  • Another area I would pay attention to is adoption and education. Ive just returned from India and Nepal to film a short documentary on a ballet project Im developing and I feel this could be the perfect vehicle to educate emerging ballet and dance communities around the world. I want to help them learn how this new financial structure could potentially enable them raise money to facilitate a growth in the arts in their countries. Im trying to identify places around the world where there is a rising interest in ballet and help to tell their story through masterclasses and film documentaries to connect them to the global dance community. I think this is a key element in expanding the market and educating people about what the token economy can do. It might also give them a head start towards building their schools and companies and to maybe one day compete with the major European and North American companies for sponsorship and online streaming revenue. 


  • This can possibly lead to a very top-heavy system where the big players get too big and squeeze out local companies. I want to look into a system that would help smaller companies around the world grow through a globally growing audience and encourage more companies and works to be created.
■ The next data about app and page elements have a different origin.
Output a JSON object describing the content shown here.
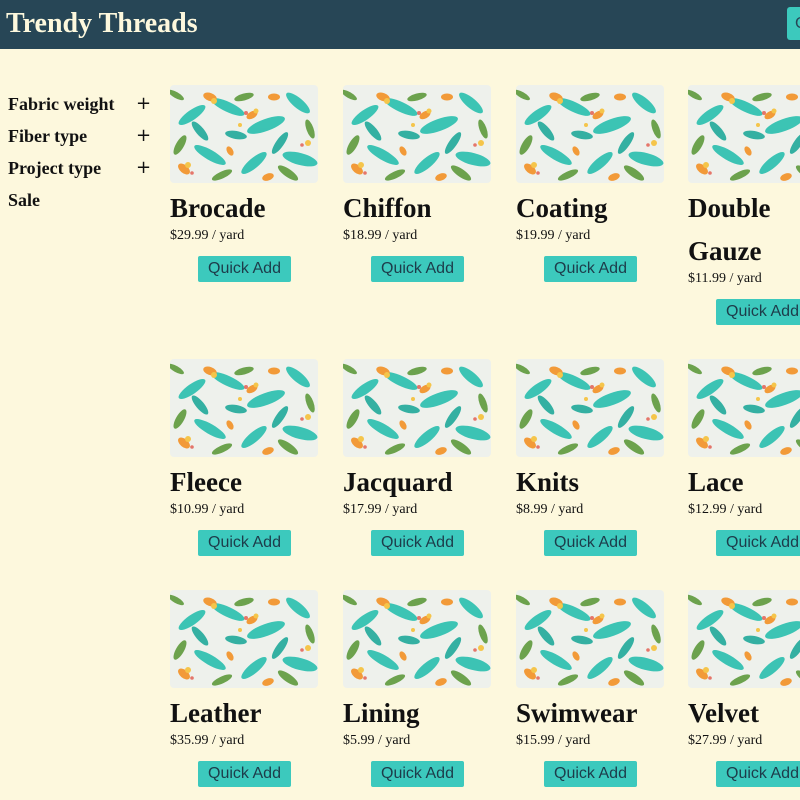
{
  "header": {
    "brand": "Trendy Threads",
    "button_label": "C",
    "background": "#274656",
    "accent": "#3cc9bd"
  },
  "sidebar": {
    "filters": [
      {
        "label": "Fabric weight",
        "icon": "plus-icon",
        "expand": "+"
      },
      {
        "label": "Fiber type",
        "icon": "plus-icon",
        "expand": "+"
      },
      {
        "label": "Project type",
        "icon": "plus-icon",
        "expand": "+"
      },
      {
        "label": "Sale"
      }
    ]
  },
  "products": [
    {
      "name": "Brocade",
      "price": "$29.99",
      "unit": "/ yard",
      "action": "Quick Add"
    },
    {
      "name": "Chiffon",
      "price": "$18.99",
      "unit": "/ yard",
      "action": "Quick Add"
    },
    {
      "name": "Coating",
      "price": "$19.99",
      "unit": "/ yard",
      "action": "Quick Add"
    },
    {
      "name": "Double Gauze",
      "price": "$11.99",
      "unit": "/ yard",
      "action": "Quick Add"
    },
    {
      "name": "Fleece",
      "price": "$10.99",
      "unit": "/ yard",
      "action": "Quick Add"
    },
    {
      "name": "Jacquard",
      "price": "$17.99",
      "unit": "/ yard",
      "action": "Quick Add"
    },
    {
      "name": "Knits",
      "price": "$8.99",
      "unit": "/ yard",
      "action": "Quick Add"
    },
    {
      "name": "Lace",
      "price": "$12.99",
      "unit": "/ yard",
      "action": "Quick Add"
    },
    {
      "name": "Leather",
      "price": "$35.99",
      "unit": "/ yard",
      "action": "Quick Add"
    },
    {
      "name": "Lining",
      "price": "$5.99",
      "unit": "/ yard",
      "action": "Quick Add"
    },
    {
      "name": "Swimwear",
      "price": "$15.99",
      "unit": "/ yard",
      "action": "Quick Add"
    },
    {
      "name": "Velvet",
      "price": "$27.99",
      "unit": "/ yard",
      "action": "Quick Add"
    }
  ]
}
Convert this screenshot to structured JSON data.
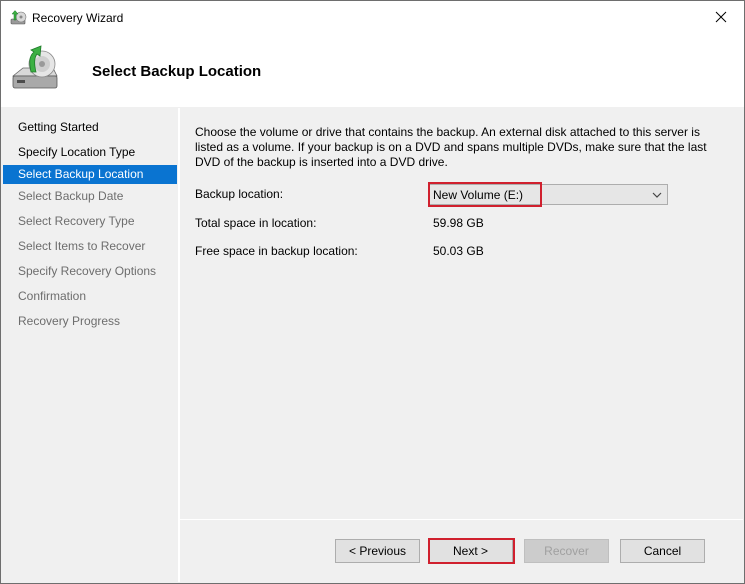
{
  "window": {
    "title": "Recovery Wizard",
    "icon": "recovery-wizard-icon",
    "close_icon": "close-icon"
  },
  "header": {
    "title": "Select Backup Location",
    "icon": "backup-drive-recover-icon"
  },
  "steps": [
    {
      "label": "Getting Started",
      "state": "done"
    },
    {
      "label": "Specify Location Type",
      "state": "done"
    },
    {
      "label": "Select Backup Location",
      "state": "active"
    },
    {
      "label": "Select Backup Date",
      "state": "pending"
    },
    {
      "label": "Select Recovery Type",
      "state": "pending"
    },
    {
      "label": "Select Items to Recover",
      "state": "pending"
    },
    {
      "label": "Specify Recovery Options",
      "state": "pending"
    },
    {
      "label": "Confirmation",
      "state": "pending"
    },
    {
      "label": "Recovery Progress",
      "state": "pending"
    }
  ],
  "content": {
    "description": "Choose the volume or drive that contains the backup. An external disk attached to this server is listed as a volume. If your backup is on a DVD and spans multiple DVDs, make sure that the last DVD of the backup is inserted into a DVD drive.",
    "backup_location_label": "Backup location:",
    "backup_location_value": "New Volume (E:)",
    "total_space_label": "Total space in location:",
    "total_space_value": "59.98 GB",
    "free_space_label": "Free space in backup location:",
    "free_space_value": "50.03 GB"
  },
  "buttons": {
    "previous": "< Previous",
    "next": "Next >",
    "recover": "Recover",
    "cancel": "Cancel"
  },
  "colors": {
    "active_step": "#0a74d1",
    "highlight": "#d0202e"
  }
}
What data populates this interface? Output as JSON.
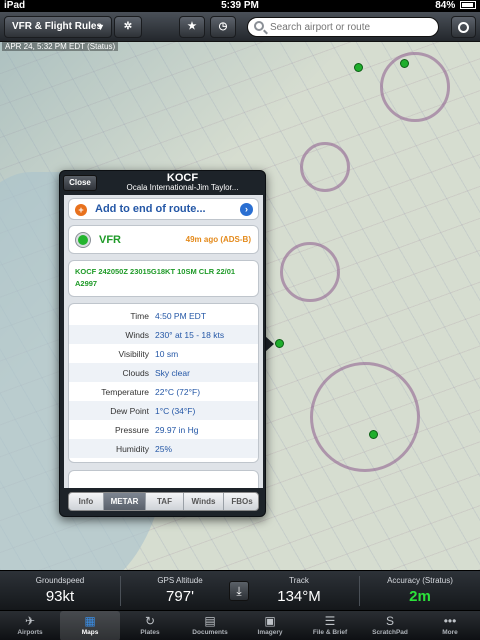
{
  "status_bar": {
    "carrier": "iPad",
    "time": "5:39 PM",
    "battery": "84%"
  },
  "toolbar": {
    "layer_label": "VFR & Flight Rules",
    "search_placeholder": "Search airport or route"
  },
  "map": {
    "timestamp": "APR 24, 5:32 PM EDT (Status)"
  },
  "popover": {
    "close_label": "Close",
    "ident": "KOCF",
    "name": "Ocala International-Jim Taylor...",
    "add_route_label": "Add to end of route...",
    "flight_category": "VFR",
    "age": "49m ago (ADS-B)",
    "raw_metar": "KOCF 242050Z 23015G18KT 10SM CLR 22/01 A2997",
    "rows": [
      {
        "key": "Time",
        "value": "4:50 PM EDT"
      },
      {
        "key": "Winds",
        "value": "230° at 15 - 18 kts"
      },
      {
        "key": "Visibility",
        "value": "10 sm"
      },
      {
        "key": "Clouds",
        "value": "Sky clear"
      },
      {
        "key": "Temperature",
        "value": "22°C (72°F)"
      },
      {
        "key": "Dew Point",
        "value": "1°C (34°F)"
      },
      {
        "key": "Pressure",
        "value": "29.97 in Hg"
      },
      {
        "key": "Humidity",
        "value": "25%"
      }
    ],
    "tabs": [
      "Info",
      "METAR",
      "TAF",
      "Winds",
      "FBOs"
    ],
    "active_tab": "METAR"
  },
  "info_bar": {
    "groundspeed_label": "Groundspeed",
    "groundspeed": "93kt",
    "altitude_label": "GPS Altitude",
    "altitude": "797'",
    "track_label": "Track",
    "track": "134°M",
    "accuracy_label": "Accuracy (Stratus)",
    "accuracy": "2m"
  },
  "tab_bar": {
    "items": [
      {
        "label": "Airports",
        "icon": "airports-icon"
      },
      {
        "label": "Maps",
        "icon": "maps-icon"
      },
      {
        "label": "Plates",
        "icon": "plates-icon"
      },
      {
        "label": "Documents",
        "icon": "documents-icon"
      },
      {
        "label": "Imagery",
        "icon": "imagery-icon"
      },
      {
        "label": "File & Brief",
        "icon": "file-brief-icon"
      },
      {
        "label": "ScratchPad",
        "icon": "scratchpad-icon"
      },
      {
        "label": "More",
        "icon": "more-icon"
      }
    ],
    "active": "Maps"
  },
  "colors": {
    "accent": "#2457a6",
    "vfr_green": "#1f9a28",
    "age_orange": "#e48a1b",
    "accuracy_green": "#2ce23a"
  }
}
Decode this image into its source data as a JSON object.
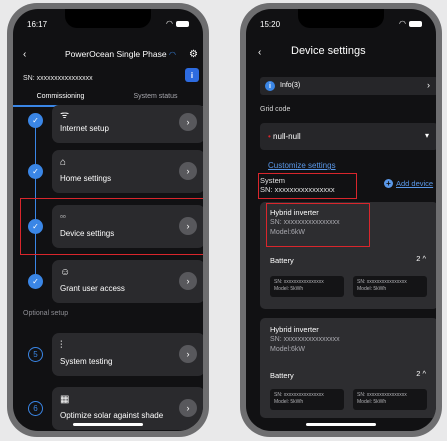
{
  "left_phone": {
    "status_time": "16:17",
    "title": "PowerOcean Single Phase",
    "sn": "SN: xxxxxxxxxxxxxxxx",
    "info_icon": "i",
    "tabs": [
      {
        "label": "Commissioning",
        "active": true
      },
      {
        "label": "System status",
        "active": false
      }
    ],
    "optional_label": "Optional setup",
    "steps": [
      {
        "label": "Internet setup",
        "icon": "wifi-icon",
        "glyph": "ᯤ",
        "node": "✓"
      },
      {
        "label": "Home settings",
        "icon": "home-icon",
        "glyph": "⌂",
        "node": "✓"
      },
      {
        "label": "Device settings",
        "icon": "grid-icon",
        "glyph": "▫▫",
        "node": "✓"
      },
      {
        "label": "Grant user access",
        "icon": "user-icon",
        "glyph": "☺",
        "node": "✓"
      },
      {
        "label": "System testing",
        "icon": "sliders-icon",
        "glyph": "⫶",
        "node": "5"
      },
      {
        "label": "Optimize solar against shade",
        "icon": "solar-panel-icon",
        "glyph": "▦",
        "node": "6"
      }
    ]
  },
  "right_phone": {
    "status_time": "15:20",
    "title": "Device settings",
    "info_label": "Info(3)",
    "info_icon": "i",
    "grid_code_label": "Grid code",
    "grid_code_required": "•",
    "grid_code_value": "null-null",
    "customize_label": "Customize settings",
    "system_label": "System",
    "system_sn": "SN: xxxxxxxxxxxxxxxx",
    "add_device_label": "Add device",
    "devices": [
      {
        "name": "Hybrid inverter",
        "sn": "SN: xxxxxxxxxxxxxxxx",
        "model": "Model:6kW",
        "battery_label": "Battery",
        "battery_count": "2 ^",
        "batteries": [
          {
            "sn": "SN: xxxxxxxxxxxxxxxx",
            "model": "Model: 5kWh"
          },
          {
            "sn": "SN: xxxxxxxxxxxxxxxx",
            "model": "Model: 5kWh"
          }
        ]
      },
      {
        "name": "Hybrid inverter",
        "sn": "SN: xxxxxxxxxxxxxxxx",
        "model": "Model:6kW",
        "battery_label": "Battery",
        "battery_count": "2 ^",
        "batteries": [
          {
            "sn": "SN: xxxxxxxxxxxxxxxx",
            "model": "Model: 5kWh"
          },
          {
            "sn": "SN: xxxxxxxxxxxxxxxx",
            "model": "Model: 5kWh"
          }
        ]
      }
    ]
  },
  "colors": {
    "accent": "#3a86e6",
    "highlight": "#d9262c",
    "card": "#2a2a2d",
    "background": "#111113"
  }
}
Id like to keep the focus on live performance as that is the real magic of the performing arts but also give access to others who can't travel to Paris to see the Paris Opera and to increase revenue for the artists and companies. This might suggest theatres adjust the opera houses to benefit more from the experience of being at the show in person rather that filling more seats to increase ticket revenue. If being at the theatre were more of an experience than just a show, a higher premium on tickets could be charged however the price could be offset by loyalty. In this respect it might be like getting free flights with air miles. Its very important ballet and the arts remain accessible to all, not just the rich. revenue from broadcasting more shows might incentivise more shows to be performed and that might drop the ticket price as well. I would have to see what the demand might be for so many people to watch so many shows. There are many people who would watch every show every night just as there are people who watch every game in every league every night. 


My hope is to gain guidance as this technology is rapidly developing and I am an artist not a tech guru. Ive been following cryptos for about a year now and I am absolutely fascinated! Any kind of advice on where to go or how to begin to start developing this idea to see if it has any real possibilities is all Im really hoping for, for now. 

Thank you so much for your time and all the best!

Casey